# What the task asks:
Restate the data below word for word, and let no image into your version.

Website and app data records
....................
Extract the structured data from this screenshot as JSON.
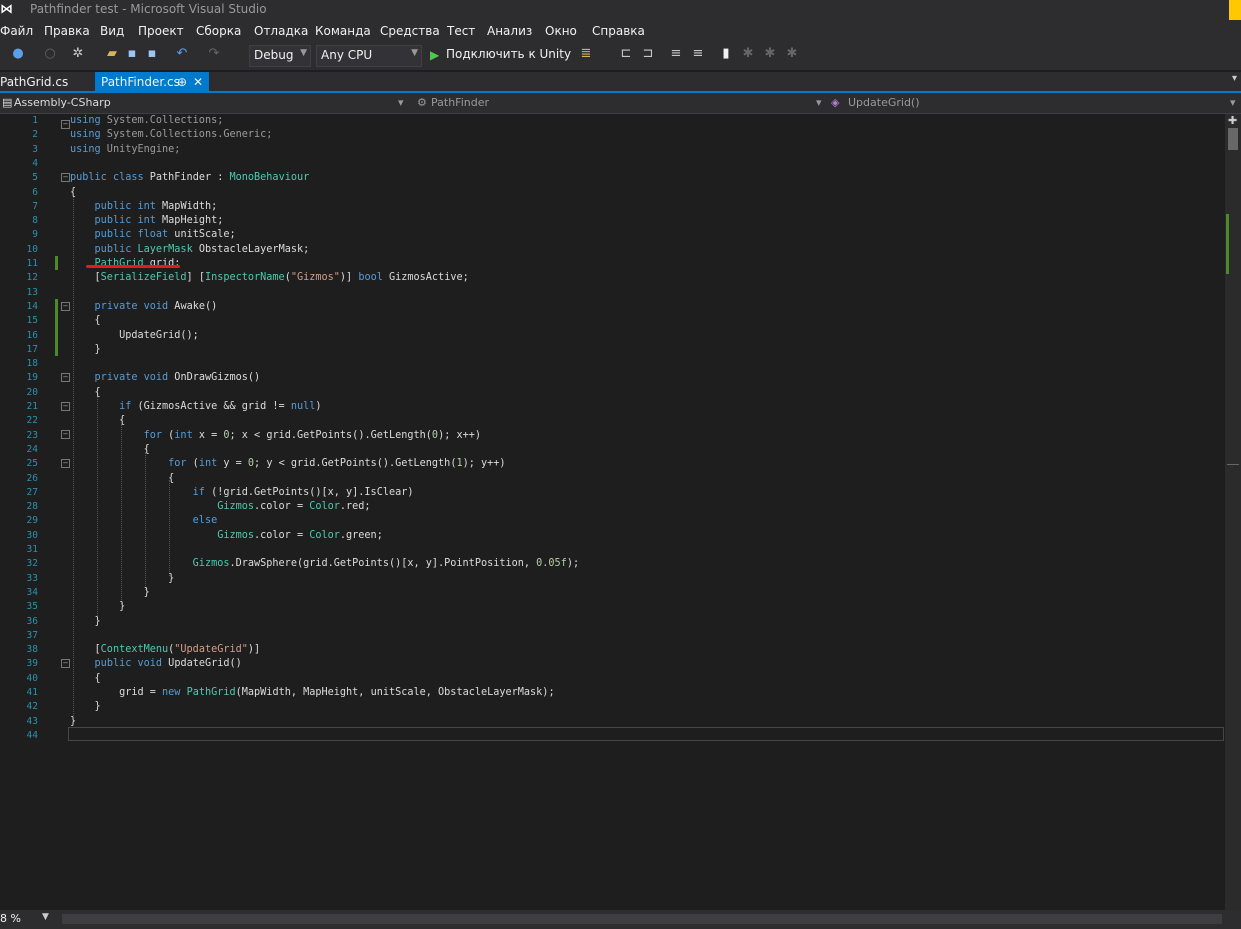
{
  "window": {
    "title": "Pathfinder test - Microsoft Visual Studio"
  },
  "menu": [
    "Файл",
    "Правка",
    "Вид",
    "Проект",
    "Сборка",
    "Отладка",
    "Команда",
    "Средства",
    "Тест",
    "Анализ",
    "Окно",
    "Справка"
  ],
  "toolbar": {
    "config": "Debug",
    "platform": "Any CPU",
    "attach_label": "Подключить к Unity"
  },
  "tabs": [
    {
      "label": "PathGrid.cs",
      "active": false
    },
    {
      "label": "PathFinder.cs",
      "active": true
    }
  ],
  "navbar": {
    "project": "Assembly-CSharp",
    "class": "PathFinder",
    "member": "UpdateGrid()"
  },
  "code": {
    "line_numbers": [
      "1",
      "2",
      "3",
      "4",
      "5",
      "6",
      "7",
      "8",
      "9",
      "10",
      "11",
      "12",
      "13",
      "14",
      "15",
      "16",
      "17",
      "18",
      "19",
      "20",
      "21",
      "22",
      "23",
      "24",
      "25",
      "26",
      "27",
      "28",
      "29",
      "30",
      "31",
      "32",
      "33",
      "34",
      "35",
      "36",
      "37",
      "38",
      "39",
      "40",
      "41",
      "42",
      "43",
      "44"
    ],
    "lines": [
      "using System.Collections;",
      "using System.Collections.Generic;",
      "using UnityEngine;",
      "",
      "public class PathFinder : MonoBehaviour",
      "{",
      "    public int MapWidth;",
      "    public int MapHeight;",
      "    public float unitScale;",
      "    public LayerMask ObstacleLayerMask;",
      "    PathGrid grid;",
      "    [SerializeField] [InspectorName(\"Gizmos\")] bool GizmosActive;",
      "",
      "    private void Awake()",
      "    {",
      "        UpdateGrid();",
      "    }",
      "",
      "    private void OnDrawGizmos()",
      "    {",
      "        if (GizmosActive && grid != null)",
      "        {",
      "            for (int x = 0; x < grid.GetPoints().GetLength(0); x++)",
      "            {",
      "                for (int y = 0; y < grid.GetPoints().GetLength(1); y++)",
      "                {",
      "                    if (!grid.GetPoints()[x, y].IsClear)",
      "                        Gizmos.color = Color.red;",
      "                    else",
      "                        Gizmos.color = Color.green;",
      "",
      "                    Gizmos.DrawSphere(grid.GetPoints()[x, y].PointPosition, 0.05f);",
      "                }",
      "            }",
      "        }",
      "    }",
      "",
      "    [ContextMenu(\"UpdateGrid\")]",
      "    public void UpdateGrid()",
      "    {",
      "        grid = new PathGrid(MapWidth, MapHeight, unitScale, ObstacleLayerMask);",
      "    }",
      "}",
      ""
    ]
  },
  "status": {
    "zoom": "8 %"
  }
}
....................
# Exercise solution:
Extract the structured data from this screenshot as JSON.
{
  "window": {
    "title": "Pathfinder test - Microsoft Visual Studio"
  },
  "menu": [
    "Файл",
    "Правка",
    "Вид",
    "Проект",
    "Сборка",
    "Отладка",
    "Команда",
    "Средства",
    "Тест",
    "Анализ",
    "Окно",
    "Справка"
  ],
  "toolbar": {
    "config": "Debug",
    "platform": "Any CPU",
    "attach_label": "Подключить к Unity"
  },
  "tabs": [
    {
      "label": "PathGrid.cs",
      "active": false
    },
    {
      "label": "PathFinder.cs",
      "active": true
    }
  ],
  "navbar": {
    "project": "Assembly-CSharp",
    "class": "PathFinder",
    "member": "UpdateGrid()"
  },
  "code": {
    "line_numbers": [
      "1",
      "2",
      "3",
      "4",
      "5",
      "6",
      "7",
      "8",
      "9",
      "10",
      "11",
      "12",
      "13",
      "14",
      "15",
      "16",
      "17",
      "18",
      "19",
      "20",
      "21",
      "22",
      "23",
      "24",
      "25",
      "26",
      "27",
      "28",
      "29",
      "30",
      "31",
      "32",
      "33",
      "34",
      "35",
      "36",
      "37",
      "38",
      "39",
      "40",
      "41",
      "42",
      "43",
      "44"
    ],
    "lines": [
      "using System.Collections;",
      "using System.Collections.Generic;",
      "using UnityEngine;",
      "",
      "public class PathFinder : MonoBehaviour",
      "{",
      "    public int MapWidth;",
      "    public int MapHeight;",
      "    public float unitScale;",
      "    public LayerMask ObstacleLayerMask;",
      "    PathGrid grid;",
      "    [SerializeField] [InspectorName(\"Gizmos\")] bool GizmosActive;",
      "",
      "    private void Awake()",
      "    {",
      "        UpdateGrid();",
      "    }",
      "",
      "    private void OnDrawGizmos()",
      "    {",
      "        if (GizmosActive && grid != null)",
      "        {",
      "            for (int x = 0; x < grid.GetPoints().GetLength(0); x++)",
      "            {",
      "                for (int y = 0; y < grid.GetPoints().GetLength(1); y++)",
      "                {",
      "                    if (!grid.GetPoints()[x, y].IsClear)",
      "                        Gizmos.color = Color.red;",
      "                    else",
      "                        Gizmos.color = Color.green;",
      "",
      "                    Gizmos.DrawSphere(grid.GetPoints()[x, y].PointPosition, 0.05f);",
      "                }",
      "            }",
      "        }",
      "    }",
      "",
      "    [ContextMenu(\"UpdateGrid\")]",
      "    public void UpdateGrid()",
      "    {",
      "        grid = new PathGrid(MapWidth, MapHeight, unitScale, ObstacleLayerMask);",
      "    }",
      "}",
      ""
    ]
  },
  "status": {
    "zoom": "8 %"
  }
}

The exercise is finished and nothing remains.